When it comes to alien sci-fi films, there isn’t much that hasn’t already been done. This is especially true after 1979 when Ridley Scott completely turned alien films on their head when he expertly mixed horror and aliens in one movie. Everything since then has had elements of Scott’s Alien in it.
The key to telling one of these stories is coming at it with a fresh outlook or, making it appear fresh. It’s very rare that a movie like last year’s Arrival comes along and does something completely new with the story of alien discovery. The movies all seem to be a cheap knockoff of Alien or E.T.
Earlier this year Jake Gyllenhaal and Ryan Reynolds starred in Life which kind of came and went with a whimper in the theaters and wasn’t built up as much of anything of substance for the two stars. It is the story of a space exploration crew who has found a living organism on Mars and is bringing it back to earth. This is the first alien ever discovered, so their return is eagerly awaited. Things go seriously wrong when the single cell organism rapidly begins to grow by destroying the nearest living thing around it. The crew is soon held hostage while attempting to either contain or destroy the life form.
As I stated before many alien or extraterrestrial films are just a retold and regurgitated version of the 1979 classic. Life is no different despite its many attempts to be its own film it follows very similar plot lines. The one difference I noticed is that the crew is in a constant state of zero gravity which gives it a more realistic feel. The development of the creature from microscopic to full fledged being and a deadly monster is also a bit of a deviation. With all of this said, it’s not a bad film by any means. But there is nothing new or groundbreaking here either; the film is just an entertainment piece for those that enjoy this genre. A positive to be taken away is that it isn’t a long film, so it doesn’t give itself time to trip over itself. It moves quickly and smoothly which makes it an enjoyable experience, but if you are a stickler for originality and a massive Alien franchise fan, it may be best to steer clear of this one.
For nearly 17 years, Jake Gyllenhaal has been growing up on screen. As he’s gotten older, he’s consistently gotten better. He’s not only become a more polished actor, his choice of films has gotten better and better. He shows no fear when choosing films and is never ever afraid to challenge himself.
When he burst on the scene with his first major role in October Sky, the whole film community stood up and took notice. He appeared wise beyond his years and nothing short of a natural. He could have easily played it safe and gone on playing the sweet kid who everyone roots for, instead he did a complete 180 and his very next project was the existential and the cult classic, Donnie Darko. His choices and career have not stopped surprising everyone. One thing that is no longer a surprise is his unbelievable acting ability.
Gyllenhaal’s latest movie, Demolition, showcases all of these aspects of his career. The story is about a young Wall Street broker named Davis, who suddenly loses his wife in an automobile accident in which he is unharmed.

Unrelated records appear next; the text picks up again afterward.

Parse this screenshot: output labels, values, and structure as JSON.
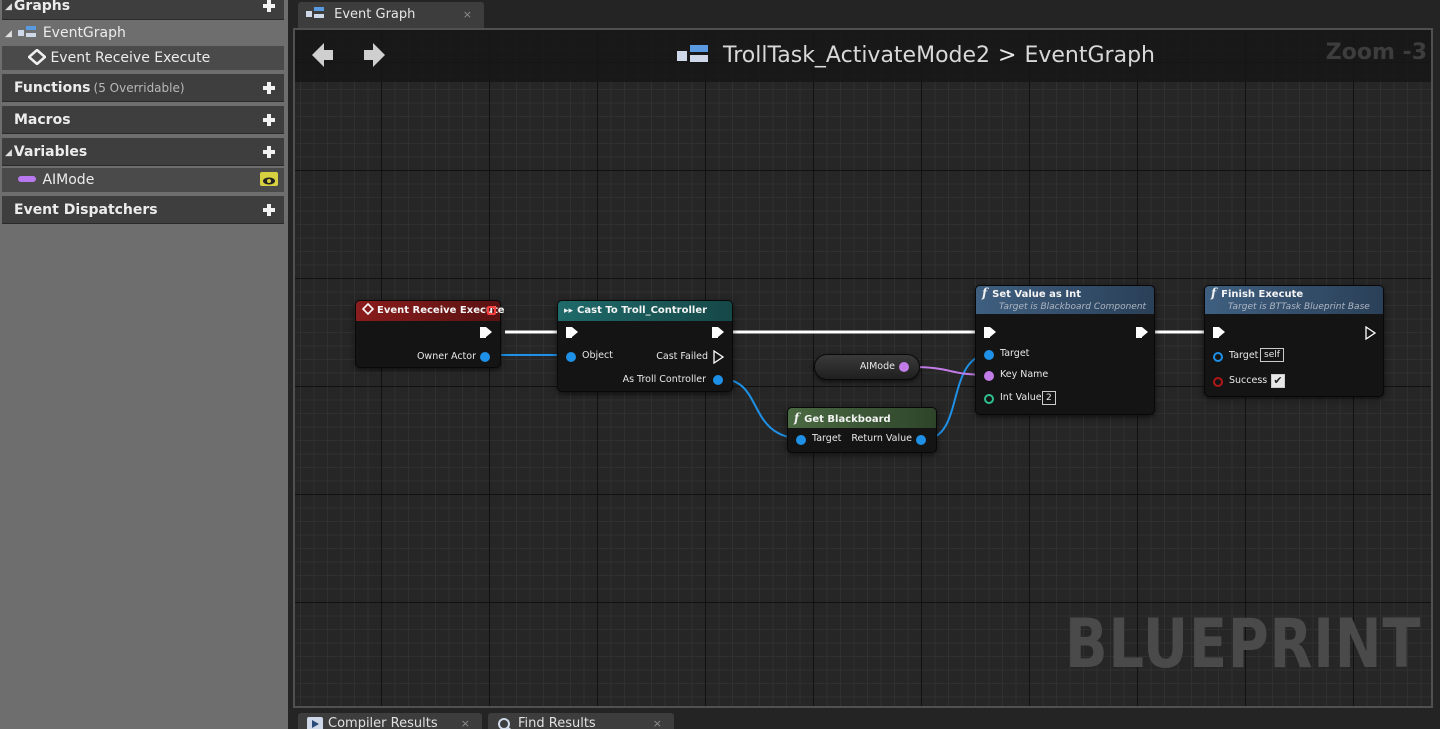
{
  "my_blueprint": {
    "graphs": {
      "label": "Graphs",
      "items": [
        {
          "label": "EventGraph"
        },
        {
          "label": "Event Receive Execute"
        }
      ]
    },
    "functions": {
      "label": "Functions",
      "sub": "(5 Overridable)"
    },
    "macros": {
      "label": "Macros"
    },
    "variables": {
      "label": "Variables",
      "items": [
        {
          "label": "AIMode",
          "color": "#b879f0"
        }
      ]
    },
    "event_dispatchers": {
      "label": "Event Dispatchers"
    }
  },
  "editor": {
    "tab": {
      "label": "Event Graph",
      "close": "×"
    },
    "breadcrumb": {
      "blueprint": "TrollTask_ActivateMode2",
      "separator": ">",
      "graph": "EventGraph"
    },
    "zoom": "Zoom -3",
    "watermark": "BLUEPRINT"
  },
  "nodes": {
    "event_receive_execute": {
      "title": "Event Receive Execute",
      "pins": {
        "owner_actor": "Owner Actor"
      },
      "color": "#7d1a1a"
    },
    "cast_to_troll_controller": {
      "title": "Cast To Troll_Controller",
      "pins": {
        "object": "Object",
        "cast_failed": "Cast Failed",
        "as_troll_controller": "As Troll Controller"
      },
      "color": "#1e5a5a"
    },
    "aimode_getter": {
      "label": "AIMode"
    },
    "get_blackboard": {
      "title": "Get Blackboard",
      "pins": {
        "target": "Target",
        "return_value": "Return Value"
      },
      "color": "#3f5a3a"
    },
    "set_value_as_int": {
      "title": "Set Value as Int",
      "subtitle": "Target is Blackboard Component",
      "pins": {
        "target": "Target",
        "key_name": "Key Name",
        "int_value": "Int Value"
      },
      "int_value": "2",
      "color": "#3d5a7a"
    },
    "finish_execute": {
      "title": "Finish Execute",
      "subtitle": "Target is BTTask Blueprint Base",
      "pins": {
        "target": "Target",
        "success": "Success"
      },
      "target_value": "self",
      "success_checked": "✔",
      "color": "#3d5a7a"
    }
  },
  "bottom_tabs": [
    {
      "label": "Compiler Results"
    },
    {
      "label": "Find Results"
    }
  ]
}
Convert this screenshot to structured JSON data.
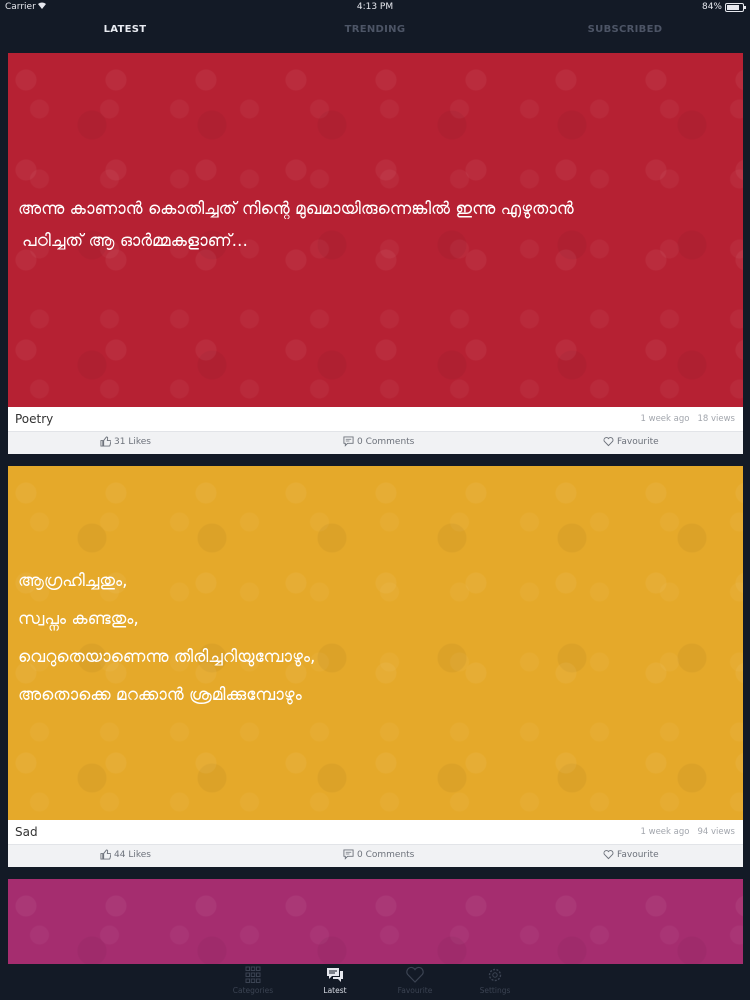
{
  "status": {
    "carrier": "Carrier",
    "time": "4:13 PM",
    "battery": "84%",
    "battery_level": 0.84
  },
  "tabs": [
    {
      "label": "LATEST",
      "active": true
    },
    {
      "label": "TRENDING",
      "active": false
    },
    {
      "label": "SUBSCRIBED",
      "active": false
    }
  ],
  "posts": [
    {
      "color": "#b62133",
      "lines": [
        "അന്നു കാണാൻ കൊതിച്ചത് നിന്റെ മുഖമായിരുന്നെങ്കിൽ ഇന്നു എഴുതാൻ",
        "പഠിച്ചത് ആ ഓർമ്മകളാണ്..."
      ],
      "category": "Poetry",
      "time_ago": "1 week ago",
      "views": "18 views",
      "likes": "31 Likes",
      "comments": "0 Comments",
      "favourite": "Favourite"
    },
    {
      "color": "#e5a92a",
      "lines": [
        "ആഗ്രഹിച്ചതും,",
        "സ്വപ്നം കണ്ടതും,",
        "വെറുതെയാണെന്നു തിരിച്ചറിയുമ്പോഴും,",
        "അതൊക്കെ മറക്കാൻ ശ്രമിക്കുമ്പോഴും"
      ],
      "category": "Sad",
      "time_ago": "1 week ago",
      "views": "94 views",
      "likes": "44 Likes",
      "comments": "0 Comments",
      "favourite": "Favourite"
    },
    {
      "color": "#a52d6f"
    }
  ],
  "bottom_tabs": [
    {
      "label": "Categories",
      "icon": "grid-icon",
      "active": false
    },
    {
      "label": "Latest",
      "icon": "chat-icon",
      "active": true
    },
    {
      "label": "Favourite",
      "icon": "heart-icon",
      "active": false
    },
    {
      "label": "Settings",
      "icon": "gear-icon",
      "active": false
    }
  ]
}
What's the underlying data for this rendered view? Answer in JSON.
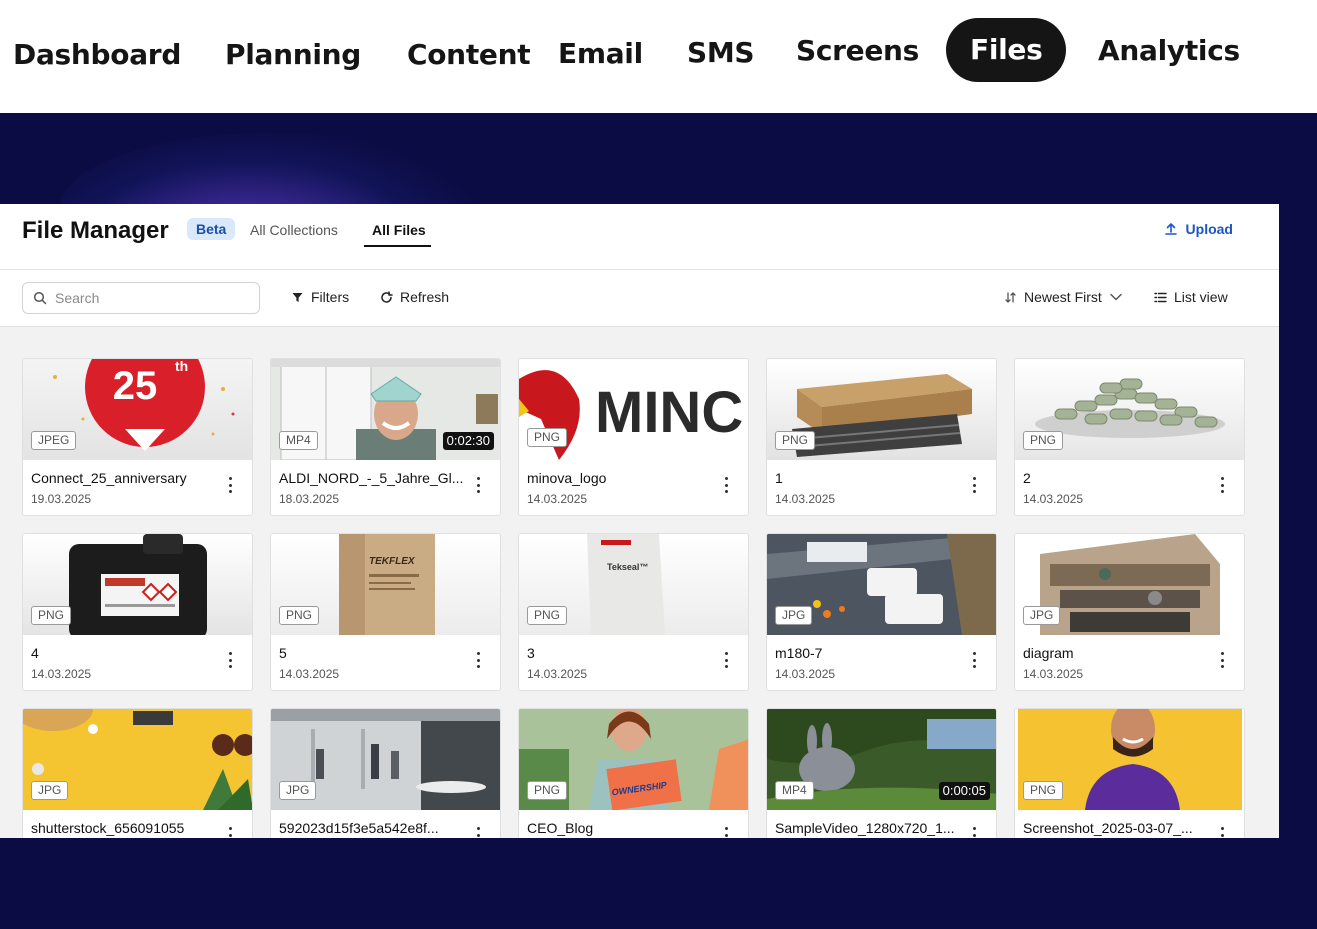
{
  "nav": {
    "items": [
      {
        "label": "Dashboard"
      },
      {
        "label": "Planning"
      },
      {
        "label": "Content"
      },
      {
        "label": "Email"
      },
      {
        "label": "SMS"
      },
      {
        "label": "Screens"
      },
      {
        "label": "Files",
        "active": true
      },
      {
        "label": "Analytics"
      }
    ]
  },
  "file_manager": {
    "title": "File Manager",
    "beta_label": "Beta",
    "tabs": [
      {
        "label": "All Collections"
      },
      {
        "label": "All Files",
        "active": true
      }
    ],
    "upload_label": "Upload",
    "search_placeholder": "Search",
    "filters_label": "Filters",
    "refresh_label": "Refresh",
    "sort_label": "Newest First",
    "view_label": "List view"
  },
  "files": [
    {
      "name": "Connect_25_anniversary",
      "date": "19.03.2025",
      "type": "JPEG",
      "thumb": "anniversary"
    },
    {
      "name": "ALDI_NORD_-_5_Jahre_Gl...",
      "date": "18.03.2025",
      "type": "MP4",
      "duration": "0:02:30",
      "thumb": "person-window"
    },
    {
      "name": "minova_logo",
      "date": "14.03.2025",
      "type": "PNG",
      "thumb": "minova-logo"
    },
    {
      "name": "1",
      "date": "14.03.2025",
      "type": "PNG",
      "thumb": "box-rods"
    },
    {
      "name": "2",
      "date": "14.03.2025",
      "type": "PNG",
      "thumb": "pellets"
    },
    {
      "name": "4",
      "date": "14.03.2025",
      "type": "PNG",
      "thumb": "canister"
    },
    {
      "name": "5",
      "date": "14.03.2025",
      "type": "PNG",
      "thumb": "tekflex-bag"
    },
    {
      "name": "3",
      "date": "14.03.2025",
      "type": "PNG",
      "thumb": "tekseal-bag"
    },
    {
      "name": "m180-7",
      "date": "14.03.2025",
      "type": "JPG",
      "thumb": "road-vans"
    },
    {
      "name": "diagram",
      "date": "14.03.2025",
      "type": "JPG",
      "thumb": "cutaway"
    },
    {
      "name": "shutterstock_656091055",
      "date": "",
      "type": "JPG",
      "thumb": "yellow-flatlay"
    },
    {
      "name": "592023d15f3e5a542e8f...",
      "date": "",
      "type": "JPG",
      "thumb": "office"
    },
    {
      "name": "CEO_Blog",
      "date": "",
      "type": "PNG",
      "thumb": "ownership"
    },
    {
      "name": "SampleVideo_1280x720_1...",
      "date": "",
      "type": "MP4",
      "duration": "0:00:05",
      "thumb": "bunny"
    },
    {
      "name": "Screenshot_2025-03-07_...",
      "date": "",
      "type": "PNG",
      "thumb": "man-yellow"
    }
  ],
  "thumbnail_text": {
    "anniversary_number": "25",
    "anniversary_suffix": "th",
    "logo_text": "MINC",
    "tekflex_text": "TEKFLEX",
    "tekseal_text": "Tekseal™",
    "ownership_text": "OWNERSHIP"
  },
  "colors": {
    "background": "#0c0c45",
    "accent": "#1a56c4",
    "nav_active": "#151515"
  }
}
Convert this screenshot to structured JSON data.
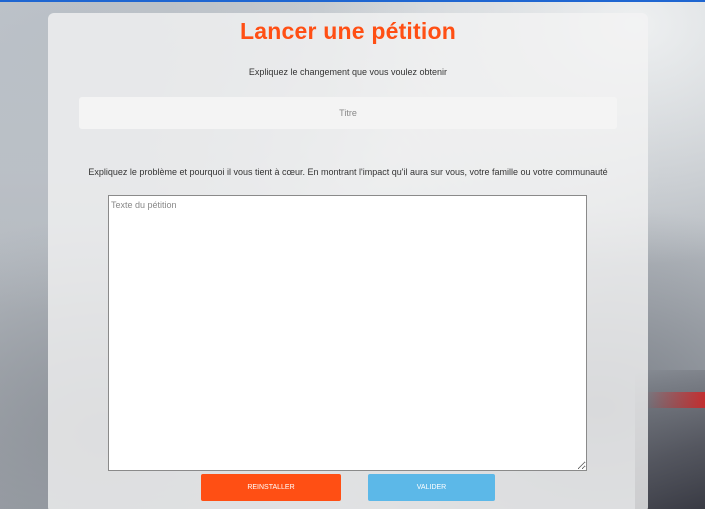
{
  "form": {
    "title": "Lancer une pétition",
    "subtitle": "Expliquez le changement que vous voulez obtenir",
    "title_field": {
      "placeholder": "Titre",
      "value": ""
    },
    "description": "Expliquez le problème et pourquoi il vous tient à cœur. En montrant l'impact qu'il aura sur vous, votre famille ou votre communauté",
    "text_field": {
      "placeholder": "Texte du pétition",
      "value": ""
    },
    "reset_label": "REINSTALLER",
    "submit_label": "VALIDER"
  },
  "colors": {
    "accent_orange": "#ff4f14",
    "accent_blue": "#5cb8e8",
    "top_strip": "#1f66d1"
  }
}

When Davis is told what happened, he is truly unaffected by the news. His first reaction is to purchase some M&Ms in the nearby vending machine. When the candy gets stuck he chooses to write the vending machine company a letter explaining what transpired. Once he puts the pen to paper, he begins to go into detail everything that happened not only on that day, but in many aspects of his life and marriage.
Those around Davis begin to question his mental state when they notice that he appears completely emotionless at the loss of his wife. The most concerned is his father in law played by the wonderful Chris Cooper, who oddly enough played his father in his first big film, October Sky. His father in law Phil does all he can to bring comfort to Davis to seemingly no avail due to his complete lack of emotion.
Davis continues to write more letters to the vending machine company and is soon contacted by the customer service representative who contacts him because she is intrigued and touched by his letters. They form an odd yet heartwarming relationship through letters and phone calls as Davis begins to take a piece of Phil’s advice much too literally. Phil had told him that taking apart something is the only way to put it back together again. Phil’s advice is meant to draw out Davis and open him up. Davis begins dismantling everything he can and it becomes an obsession.
His relationship with the service representative begins to grow and become deeper while not becoming romantic. They both understand the need to dismantle their lives as a way to understand the depths of themselves. As things in Davis’ life begin to reveal themselves he is able to cope and come to grips with the years of his marriage and where to go for there on out.
The performance that Gyllenhaal gives is nothing short of captivating and marvelous. The evolution of Davis is so well told and the manor in which he lets it unfold is palpable. You easily feel his emotions and lack thereof, right down to its turning point.
Demolition is without question the first really good film of the year. Whether or not it is a major player come award season is still to be determined by the power of the other films that are yet to be released. One thing is for sure, Demolition will not disappoint.